We could be living in a world where education is not a privilege for the few, but a right for all. A more educated world would mean a more economically developed world, a more peaceful world, and a better world for our children and our children’s children.
In 2009 I founded University of the People. It was the world’s first non-profit, tuition-free accredited online university. After having established the first online university outside of the U.S through a partnership with the University of Liverpool, I saw first-hand how powerful and revolutionary online learning could be. Simply put, online learning has the potential to change the world.
Online learning is positively liberating for the millions of people who cannot possibly hold down studying for an academic degree while working at the same time in order to survive. UNESCO estimates that by 2025, there will be nearly 100 million young people seeking seats in universities that don’t exist. UoPeople is an essential part of avoiding such a tragic missed opportunity for would-be students.
Online education alleviates the prohibitive constraints of available seats and high costs in traditional higher education settings. Indeed, it is the most effective solution for addressing global issues of accessibility and affordability of higher education – even for the most constrained individuals around the world for whom the idea of higher education may seem far out of reach. Through correct crafting of the learning environment and study materials, the personal attention, classroom cohesion, and academic quality available at high quality traditional institutions can be maintained in the online model.
While the online model may not be for everyone, its obvious benefits with regard to affordability and accessibility cannot be denied. As such, it does not serve to replace physical schools but to supplement them at a much reduced cost to satisfy the need for an increasingly educated society.
From the very beginning, UoPeople was intended to be a university for the people and by the people. Using open-source technology, Open Educational Resources, peer-to-peer learning and the assistance of thousands of volunteers worldwide, at UoPeople we designed a global university to open the gates to university studies for all qualified high school graduates, despite financial, geographic, societal or personal constraints.

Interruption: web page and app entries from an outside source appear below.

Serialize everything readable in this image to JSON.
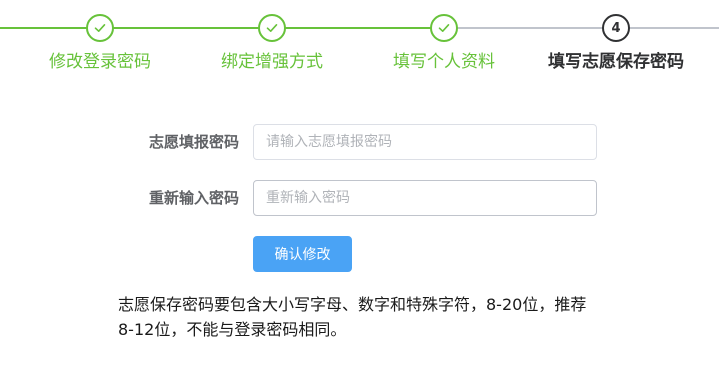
{
  "steps": [
    {
      "label": "修改登录密码",
      "status": "done"
    },
    {
      "label": "绑定增强方式",
      "status": "done"
    },
    {
      "label": "填写个人资料",
      "status": "done"
    },
    {
      "label": "填写志愿保存密码",
      "status": "active",
      "number": "4"
    }
  ],
  "form": {
    "password": {
      "label": "志愿填报密码",
      "placeholder": "请输入志愿填报密码",
      "value": ""
    },
    "confirm": {
      "label": "重新输入密码",
      "placeholder": "重新输入密码",
      "value": ""
    },
    "submit_label": "确认修改"
  },
  "hint": "志愿保存密码要包含大小写字母、数字和特殊字符，8-20位，推荐8-12位，不能与登录密码相同。",
  "colors": {
    "done": "#67c23a",
    "active": "#303133",
    "primary_button": "#4aa3f5",
    "pending_line": "#c0c4cc"
  },
  "icons": {
    "done_step": "check-icon"
  }
}
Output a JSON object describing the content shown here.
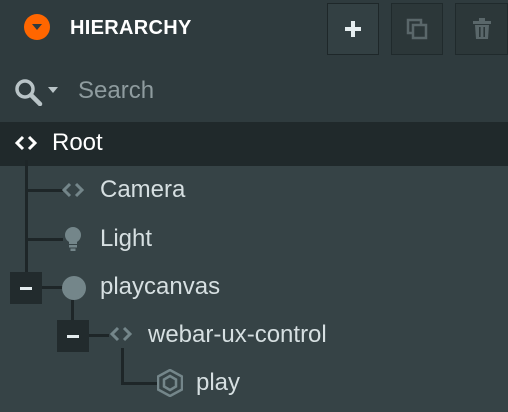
{
  "header": {
    "title": "HIERARCHY",
    "add_label": "+",
    "icons": [
      "chevron-down-icon",
      "plus-icon",
      "duplicate-icon",
      "trash-icon"
    ]
  },
  "search": {
    "placeholder": "Search",
    "value": ""
  },
  "tree": {
    "root": {
      "label": "Root",
      "icon": "entity-code-icon"
    },
    "camera": {
      "label": "Camera",
      "icon": "entity-code-icon"
    },
    "light": {
      "label": "Light",
      "icon": "lightbulb-icon"
    },
    "playcanvas": {
      "label": "playcanvas",
      "icon": "circle-icon",
      "expanded": true
    },
    "webar": {
      "label": "webar-ux-control",
      "icon": "entity-code-icon",
      "expanded": true
    },
    "play": {
      "label": "play",
      "icon": "hexagon-icon"
    }
  },
  "colors": {
    "accent": "#ff6600",
    "panel": "#364346",
    "header": "#2f3b3e",
    "selected_row": "#20292b"
  }
}
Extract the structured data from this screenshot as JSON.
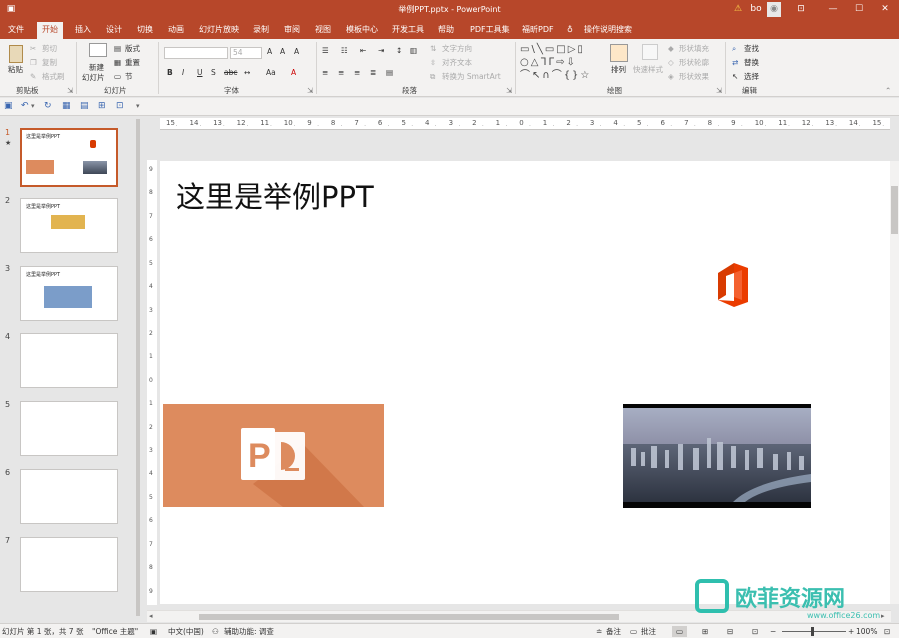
{
  "window": {
    "title": "举例PPT.pptx  -  PowerPoint",
    "warning_icon": "warning-icon",
    "user": "bo"
  },
  "menu": {
    "items": [
      "文件",
      "开始",
      "插入",
      "设计",
      "切换",
      "动画",
      "幻灯片放映",
      "录制",
      "审阅",
      "视图",
      "模板中心",
      "开发工具",
      "帮助",
      "PDF工具集",
      "福昕PDF",
      "操作说明搜索"
    ],
    "active": "开始"
  },
  "ribbon": {
    "clipboard": {
      "paste": "粘贴",
      "cut": "剪切",
      "copy": "复制",
      "format_painter": "格式刷",
      "label": "剪贴板"
    },
    "slides": {
      "new_slide_1": "新建",
      "new_slide_2": "幻灯片",
      "layout": "版式",
      "reset": "重置",
      "section": "节",
      "label": "幻灯片"
    },
    "font": {
      "size": "54",
      "label": "字体",
      "bold": "B",
      "italic": "I",
      "underline": "U",
      "strike": "S",
      "spacing": "abc",
      "aa": "Aa",
      "grow": "A",
      "shrink": "A",
      "clear": "A",
      "color": "A"
    },
    "paragraph": {
      "text_direction": "文字方向",
      "align_text": "对齐文本",
      "smartart": "转换为 SmartArt",
      "label": "段落"
    },
    "drawing": {
      "arrange": "排列",
      "quick_styles": "快速样式",
      "fill": "形状填充",
      "outline": "形状轮廓",
      "effects": "形状效果",
      "label": "绘图"
    },
    "editing": {
      "find": "查找",
      "replace": "替换",
      "select": "选择",
      "label": "编辑"
    }
  },
  "thumbnails": [
    {
      "num": "1",
      "title": "这里是举例PPT",
      "mark": "★"
    },
    {
      "num": "2",
      "title": "这里是举例PPT"
    },
    {
      "num": "3",
      "title": "这里是举例PPT"
    },
    {
      "num": "4"
    },
    {
      "num": "5"
    },
    {
      "num": "6"
    },
    {
      "num": "7"
    }
  ],
  "ruler_h": [
    "15",
    "14",
    "13",
    "12",
    "11",
    "10",
    "9",
    "8",
    "7",
    "6",
    "5",
    "4",
    "3",
    "2",
    "1",
    "0",
    "1",
    "2",
    "3",
    "4",
    "5",
    "6",
    "7",
    "8",
    "9",
    "10",
    "11",
    "12",
    "13",
    "14",
    "15"
  ],
  "ruler_v": [
    "9",
    "8",
    "7",
    "6",
    "5",
    "4",
    "3",
    "2",
    "1",
    "0",
    "1",
    "2",
    "3",
    "4",
    "5",
    "6",
    "7",
    "8",
    "9"
  ],
  "slide": {
    "title": "这里是举例PPT",
    "colors": {
      "ppt_orange": "#d35230",
      "ppt_banner": "#dd8b5e",
      "office_red": "#eb3c00"
    }
  },
  "statusbar": {
    "slide_info": "幻灯片 第 1 张，共 7 张",
    "theme": "\"Office 主题\"",
    "language": "中文(中国)",
    "accessibility": "辅助功能: 调查",
    "notes": "备注",
    "comments": "批注",
    "zoom": "100%"
  },
  "watermark": {
    "text": "欧菲资源网",
    "url": "www.office26.com"
  }
}
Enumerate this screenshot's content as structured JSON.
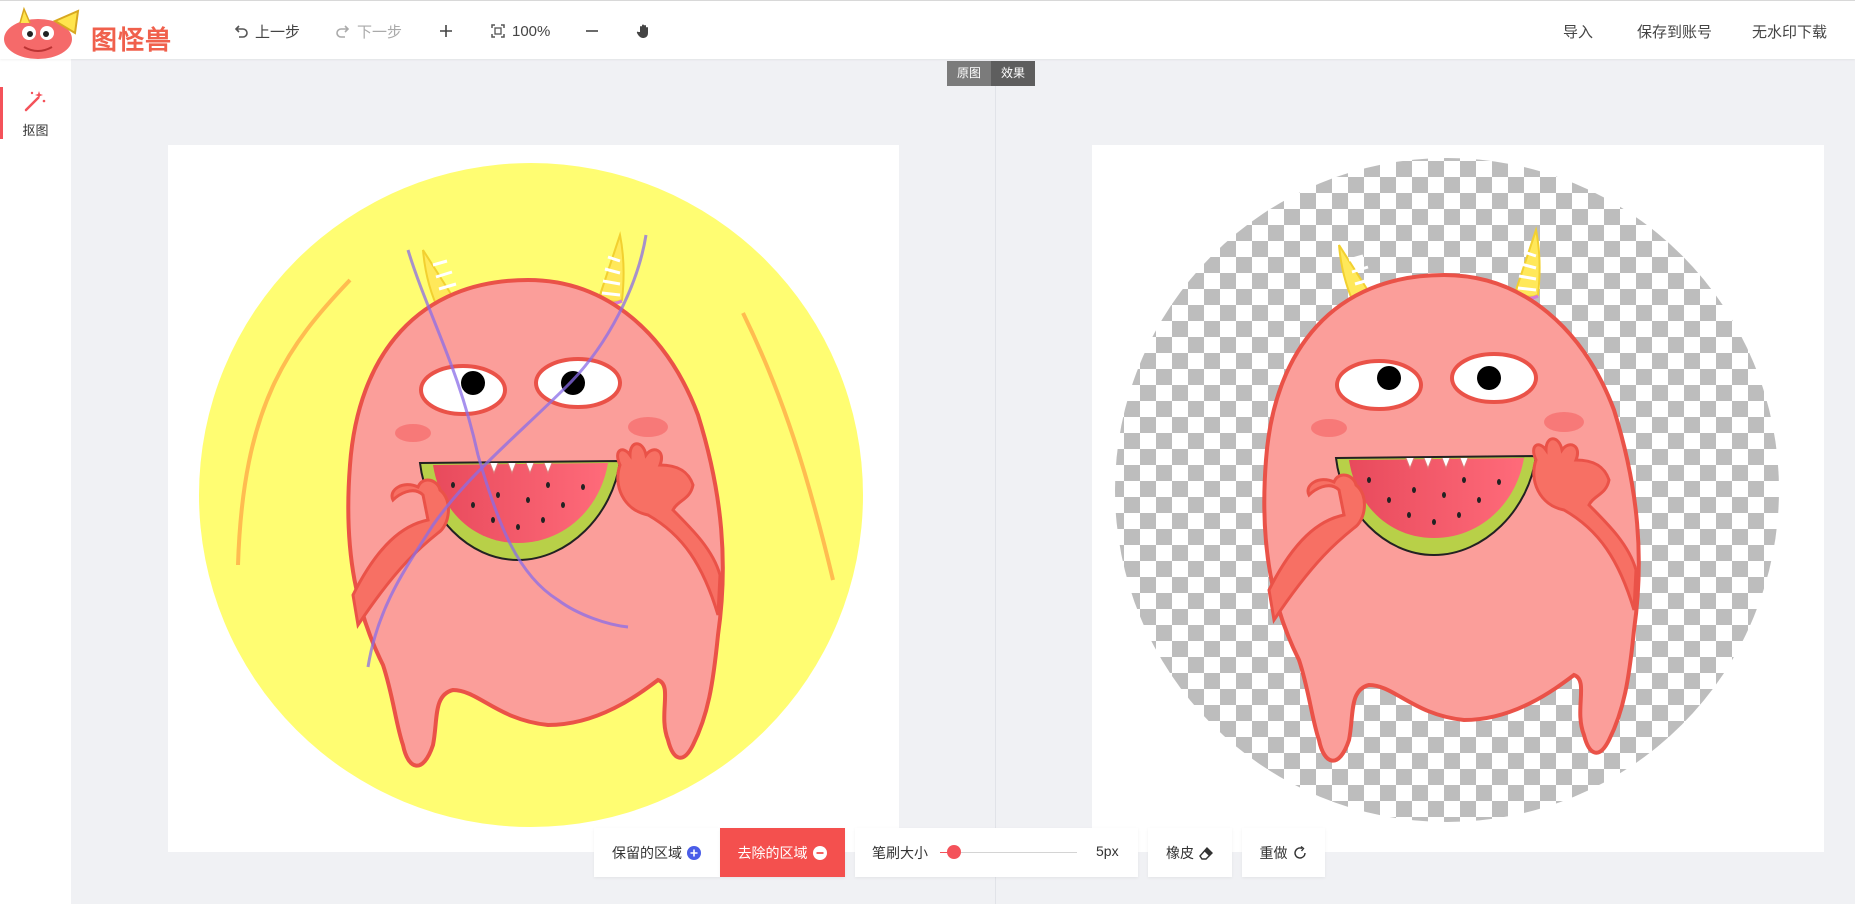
{
  "header": {
    "logo_text": "图怪兽",
    "undo_label": "上一步",
    "redo_label": "下一步",
    "zoom_value": "100%",
    "import_label": "导入",
    "save_label": "保存到账号",
    "download_label": "无水印下载"
  },
  "sidebar": {
    "items": [
      {
        "label": "抠图",
        "icon": "magic-wand-icon"
      }
    ]
  },
  "compare": {
    "original": "原图",
    "effect": "效果",
    "active": "effect"
  },
  "toolbar": {
    "keep_label": "保留的区域",
    "remove_label": "去除的区域",
    "brush_label": "笔刷大小",
    "brush_value": "5px",
    "brush_level": 0.1,
    "eraser_label": "橡皮",
    "redo_label": "重做"
  },
  "colors": {
    "accent": "#f4525a",
    "remove_bg": "#f4504e",
    "keep_plus": "#4a5de8"
  }
}
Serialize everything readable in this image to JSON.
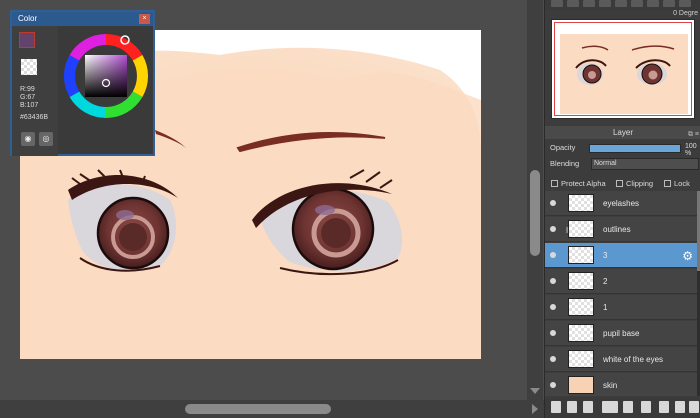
{
  "color_panel": {
    "title": "Color",
    "close": "×",
    "rgb": [
      "R:99",
      "G:67",
      "B:107"
    ],
    "hex": "#63436B",
    "main_color": "#63436B"
  },
  "navigator": {
    "degree": "0 Degre"
  },
  "layer_panel": {
    "title": "Layer",
    "opacity_label": "Opacity",
    "opacity_value": "100",
    "opacity_display": "100 %",
    "blending_label": "Blending",
    "blending_value": "Normal",
    "protect_alpha": "Protect Alpha",
    "clipping": "Clipping",
    "lock": "Lock",
    "selected_color": "#5a98cf",
    "layers": [
      {
        "name": "eyelashes",
        "selected": false
      },
      {
        "name": "outlines",
        "selected": false
      },
      {
        "name": "3",
        "selected": true
      },
      {
        "name": "2",
        "selected": false
      },
      {
        "name": "1",
        "selected": false
      },
      {
        "name": "pupil base",
        "selected": false
      },
      {
        "name": "white of the eyes",
        "selected": false
      },
      {
        "name": "skin",
        "selected": false
      }
    ]
  }
}
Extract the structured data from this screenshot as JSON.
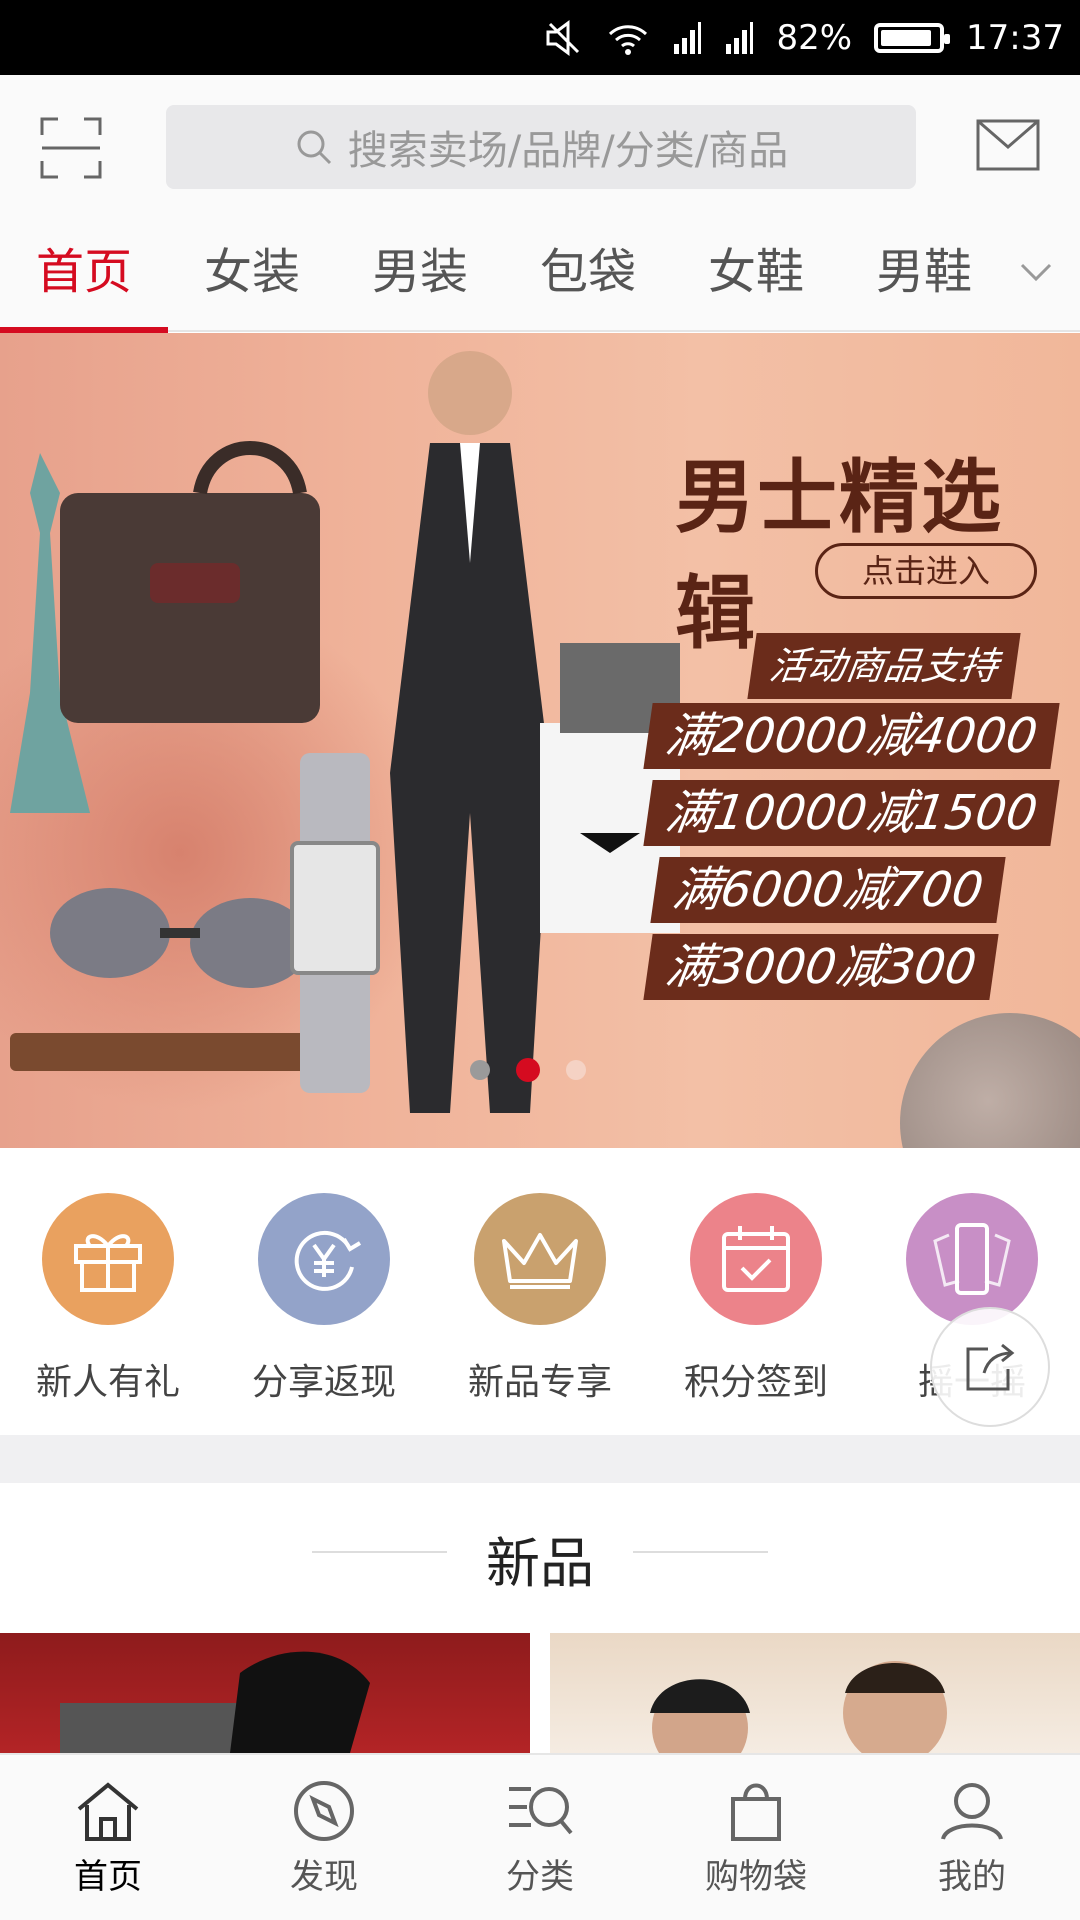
{
  "status_bar": {
    "battery": "82%",
    "time": "17:37",
    "icons": [
      "mute-icon",
      "wifi-icon",
      "signal-icon",
      "signal-icon-2",
      "battery-icon"
    ]
  },
  "header": {
    "search_placeholder": "搜索卖场/品牌/分类/商品",
    "icons": [
      "scan-icon",
      "search-icon",
      "mail-icon"
    ]
  },
  "tabs": [
    {
      "label": "首页",
      "active": true
    },
    {
      "label": "女装"
    },
    {
      "label": "男装"
    },
    {
      "label": "包袋"
    },
    {
      "label": "女鞋"
    },
    {
      "label": "男鞋"
    }
  ],
  "banner": {
    "title": "男士精选辑",
    "button": "点击进入",
    "lines": [
      "活动商品支持",
      "满20000减4000",
      "满10000减1500",
      "满6000减700",
      "满3000减300"
    ],
    "carousel": {
      "count": 3,
      "active_index": 1
    }
  },
  "shortcuts": [
    {
      "label": "新人有礼",
      "icon": "gift-icon",
      "color": "#e9a15f"
    },
    {
      "label": "分享返现",
      "icon": "yen-refresh-icon",
      "color": "#93a3c9"
    },
    {
      "label": "新品专享",
      "icon": "crown-icon",
      "color": "#c9a16e"
    },
    {
      "label": "积分签到",
      "icon": "calendar-check-icon",
      "color": "#ec838a"
    },
    {
      "label": "摇一摇",
      "icon": "phone-shake-icon",
      "color": "#c88fc6"
    }
  ],
  "section": {
    "title": "新品"
  },
  "bottom_nav": [
    {
      "label": "首页",
      "icon": "home-icon",
      "active": true
    },
    {
      "label": "发现",
      "icon": "compass-icon"
    },
    {
      "label": "分类",
      "icon": "category-search-icon"
    },
    {
      "label": "购物袋",
      "icon": "bag-icon"
    },
    {
      "label": "我的",
      "icon": "user-icon"
    }
  ]
}
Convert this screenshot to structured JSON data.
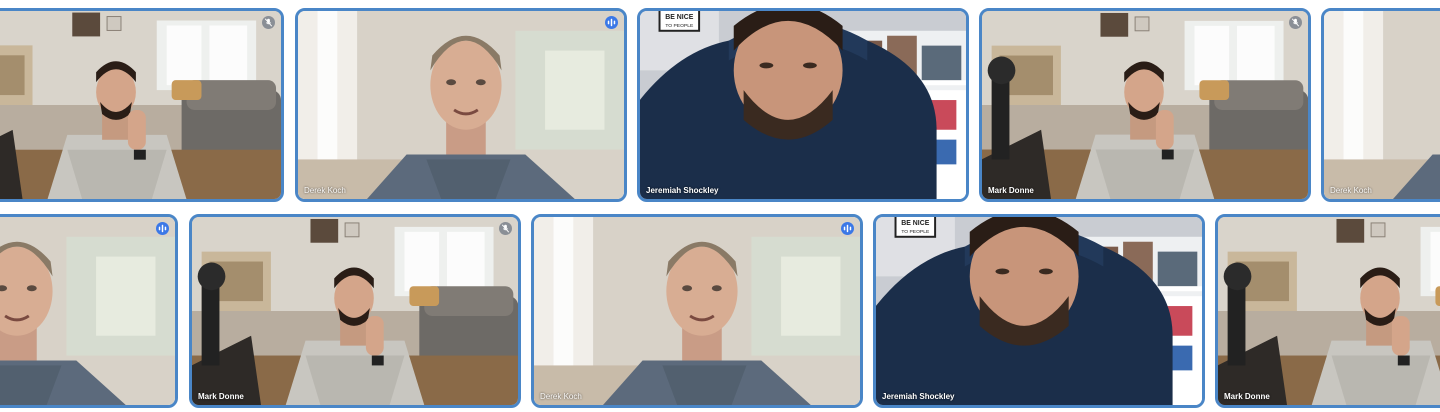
{
  "participants": [
    {
      "id": "mark",
      "name": "Mark Donne",
      "status": "muted",
      "status_icon": "mic-off-icon"
    },
    {
      "id": "derek",
      "name": "Derek Koch",
      "status": "speaking",
      "status_icon": "audio-wave-icon"
    },
    {
      "id": "jeremiah",
      "name": "Jeremiah Shockley",
      "status": "none"
    }
  ],
  "row1": {
    "tile2_name": "Derek Koch",
    "tile3_name": "Jeremiah Shockley",
    "tile4_name": "Mark Donne",
    "tile5_name": "Derek Koch"
  },
  "row2": {
    "tile2_name": "Mark Donne",
    "tile3_name": "Derek Koch",
    "tile4_name": "Jeremiah Shockley",
    "tile5_name": "Mark Donne"
  },
  "poster_text": "BE NICE TO PEOPLE",
  "colors": {
    "tile_border": "#4a86c7",
    "speaking_badge": "#3b78e7",
    "muted_badge": "#8a8f96"
  }
}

Included among the student body is an impressive array of survivors who have faced or are currently facing serious challenges and obstacles to their academic pursuits. These include, among others, survivors of the Rwandan genocide, survivors of the earthquakes in Nepal and Haiti, survivors of the tsunamis in South East Asia, over 1,000 refugees from around the world who have escaped various conflicts or disasters, students who were/are homeless, students who are trying to overcome abject poverty, women students in various countries where studying at a university is not part of the cultural norm, and of course, thousands of students merely digging their way out of the burden of student loan debt. For many, UoPeople offers an alternative when no other alternative may exist.
Vice-Chancellor Emeritus of Oxford University Professor Sir Colin Lucas, a UoPeople President’s Council member and head of its Emergency Refugees Initiative, says: “The key to change is education. Possessing a degree will not only impact on the personal circumstances of refugee students, their families and communities. It will also hold significant value for the future economic and social development of refugees’ host countries.”
This initiative has received growing support from a number of foundations, including The Gates Foundation, Ford Foundation, Carnegie Corporation, Hewlett Foundation, Fondation Hoffmann, and companies such as HP, Google, Microsoft, Intel, Western Union, Estee Lauder, Deloitte, Pfizer and many more, which is crucial to the university having become financially sustainable. UoPeople also has academic partnerships with Yale ISP Law School for research; New York University (NYU), University of California Berkeley and the University of Edinburgh to accept students.
The hardships that many of UoPeople’s students have experienced in their path toward higher education cannot be reversed; their futures, however, can be transformed. The key to change is education. The student body has doubled itself every year for the last few years and as such, its need for support is growing accordingly. Consider being part of this revolution by helping it happen.